Further legal indemnities for council leader and chief executive

Coun Peter Jackson and Daljit Lally.
Coun Peter Jackson and Daljit Lally.

Taxpayers are being asked to foot the legal bills of Northumberland County Council’s leader and chief executive for a second time.

At its meeting next Tuesday (November 13), the authority’s cabinet is being asked to agree that indemnities are provided to Coun Peter Jackson and Daljit Lally to get legal advice and representation in relation to an employment claim from a current council employee.

The indemnities would be £10,000 in the first instance, but can be extended in tranches of £15,000, and would be subject to very similar restrictions as those which have already been granted to Coun Jackson and Mrs Lally in relation to another legal dispute with a property developer.

A report says that the council has received an employment claim from a current employee, in which the claimant has named the pair, as well as the authority itself, as potential defendants.

It adds: ‘So far as the council is aware, the actions complained of by the claimant as far as they are understood, are actions which Coun Jackson and Mrs Lally undertook in the normal course of their duties for the council.

‘Given this, it is reasonable that the council provides them with a suitable indemnity in respect of their legal costs in respect of the employment claim.’

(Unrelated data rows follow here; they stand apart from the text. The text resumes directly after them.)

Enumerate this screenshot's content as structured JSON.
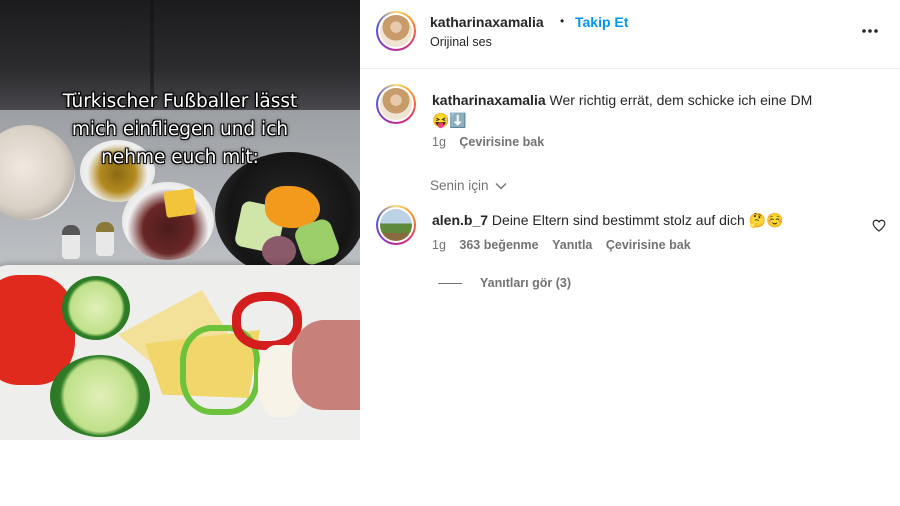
{
  "media": {
    "overlay_lines": [
      "Türkischer Fußballer lässt",
      "mich einfliegen und ich",
      "nehme euch mit:"
    ]
  },
  "header": {
    "username": "katharinaxamalia",
    "separator": "•",
    "follow_label": "Takip Et",
    "audio_label": "Orijinal ses",
    "more_icon": "more-horizontal-icon"
  },
  "caption": {
    "username": "katharinaxamalia",
    "text": "Wer richtig errät, dem schicke ich eine DM",
    "emojis": "😝⬇️",
    "age": "1g",
    "translate_label": "Çevirisine bak"
  },
  "for_you_label": "Senin için",
  "comment": {
    "username": "alen.b_7",
    "text": "Deine Eltern sind bestimmt stolz auf dich",
    "emojis": "🤔☺️",
    "age": "1g",
    "likes": "363 beğenme",
    "reply_label": "Yanıtla",
    "translate_label": "Çevirisine bak",
    "view_replies_label": "Yanıtları gör (3)",
    "like_icon": "heart-icon"
  }
}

This is familiar territory as at the July meeting of the cabinet, members unanimously approved indemnities for Coun Jackson, Mrs Lally and the cabinet member for planning, Coun John Riddle.

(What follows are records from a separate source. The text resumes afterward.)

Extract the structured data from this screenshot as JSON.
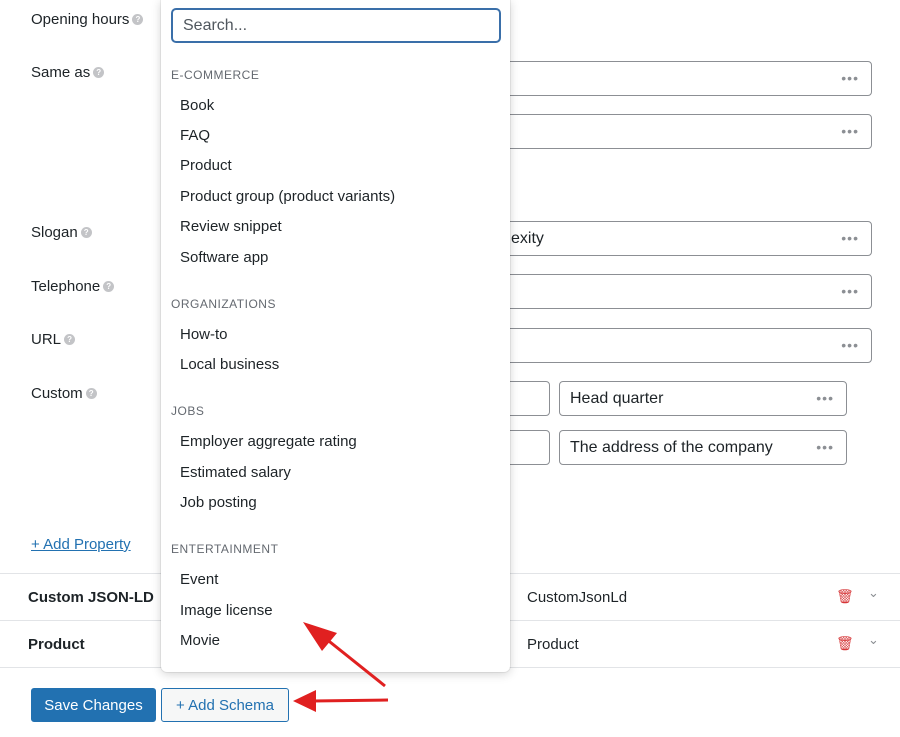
{
  "form": {
    "labels": {
      "opening_hours": "Opening hours",
      "same_as": "Same as",
      "slogan": "Slogan",
      "telephone": "Telephone",
      "url": "URL",
      "custom": "Custom"
    },
    "slogan_value_partial": "exity",
    "custom_row1_value": "Head quarter",
    "custom_row2_value": "The address of the company",
    "dots": "•••",
    "add_property_link": "+ Add Property",
    "help_glyph": "?"
  },
  "schemas": [
    {
      "title": "Custom JSON-LD",
      "type": "CustomJsonLd"
    },
    {
      "title": "Product",
      "type": "Product"
    }
  ],
  "icons": {
    "trash": "🗑",
    "chevron": "⌄"
  },
  "footer": {
    "save_label": "Save Changes",
    "add_schema_label": "+ Add Schema"
  },
  "dropdown": {
    "search_placeholder": "Search...",
    "categories": [
      {
        "name": "E-COMMERCE",
        "items": [
          "Book",
          "FAQ",
          "Product",
          "Product group (product variants)",
          "Review snippet",
          "Software app"
        ]
      },
      {
        "name": "ORGANIZATIONS",
        "items": [
          "How-to",
          "Local business"
        ]
      },
      {
        "name": "JOBS",
        "items": [
          "Employer aggregate rating",
          "Estimated salary",
          "Job posting"
        ]
      },
      {
        "name": "ENTERTAINMENT",
        "items": [
          "Event",
          "Image license",
          "Movie"
        ]
      }
    ]
  },
  "colors": {
    "primary": "#2271b1",
    "danger": "#d63638",
    "annotation_arrow": "#e02020"
  }
}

These relate to the £10million High Court claim by Lugano over the way its application for the Dissington Garden Village, a development of up to 2,000 homes near Ponteland, has been handled.

Last month, the cabinet unanimously agreed to provide the trio with their second instalment of £15,000 each, subject to receipt of counsel’s opinion that it is reasonable to do so.

The indemnities in both cases would not apply if ‘their actions were fraudulent, deliberately wrong or reckless or not authorised by the council’.

Plus, if a court finds that the trio ‘behaved improperly, illegally and outside their authority, then the council is entitled to be refunded all costs paid out under the indemnity’.

The closing submissions in another employment tribunal against Northumberland County Council, brought by two former members of staff alleging unfair dismissal, are due to be heard next Monday (November 12).

Ben O'Connell, Local Democracy Reporting Service